A National Labor Relations Board (NLRB) administrative law judge virtually threw the book at a Grand Rapids, Minn., construction equipment firm for widespread labor law-breaking during a 2014 Boilermakers organizing drive.

Indeed, Terex’s violations were so bad that on June 11, Administrative Law Judge David Goldman ordered instant recognition and bargaining by the firm with the union, saying the union now represents the company’s undercarriage makers as well as its painters. 

And Goldman also ordered Terex to rehire 13 workers – including most of its painters – whom it illegally fired after the two NLRB-run elections among those groups in 2014.

Terex’s labor law-breaking included threats to close the Grand Rapids plant, and the immediate firing of many of the painters – and later firing of three more – the day after that group of workers voted 10-1 for the Boilermakers that April.  Terex’s violations are common nationwide, according to independent analysis of NLRB data.

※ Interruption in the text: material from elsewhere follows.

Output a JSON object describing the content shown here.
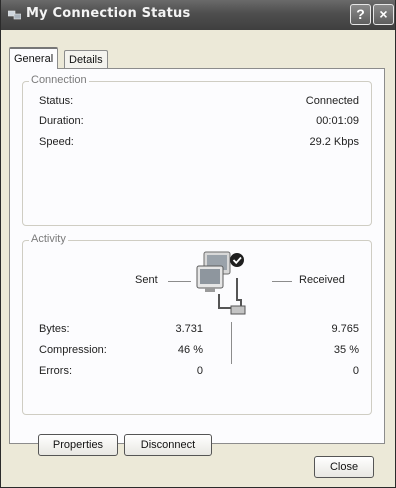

Combined with other labor law-breaking, including violations included in a profanity-laced tirade by Plant Manager James DiBiagio against the union at a mandated meeting for all Terex workers, a fair and objective rerun election among the undercarriage workers was impossible, Goldman said.  The union had lost the first vote in that unit, 22-15.

“These violations were highly coercive and the type of unfair labor practices recognized by the board to be particularly likely to undermine the prospects for a future fair election,” Goldman said.  That led him to order Terex to recognize and bargain with the Boilermakers.

“Threats of job loss and plant closure are ‘hallmark’ violations, long considered by the board to warrant a remedial bargaining order because their coercive effect tends to ‘destroy election conditions, and to persist for longer periods of time than other unfair labor practices.’

“Such threats serve as an insidious reminder to employees every time they come to work that any effort on their part to improve their working conditions may be met with complete destruction of their livelihood…The unfair labor practices were made directly to all unit employees.  Moreover, the fact that the threats were made in the days before the election, and not weeks before, maximizes their coercive impact,” Goldman concluded.

“Due to the severity of the unfair labor practices, Judge Goldman agreed with the” NLRB’s general counsel, which prosecuted the case, that “a bargaining order was warranted, requiring Terex to recognize and bargain with the union as the assembly employees’ representative,” the agency said in a statement from its headquarters in D.C.

 NLRB issues such orders “in cases where a rerun election cannot be freely and fairly conducted due to the nature of unfair labor practices, such as employer threats of closure and illegal employee discharge.”  

Article by Mark Gruenberg, writer for Press Associates, Inc., news service.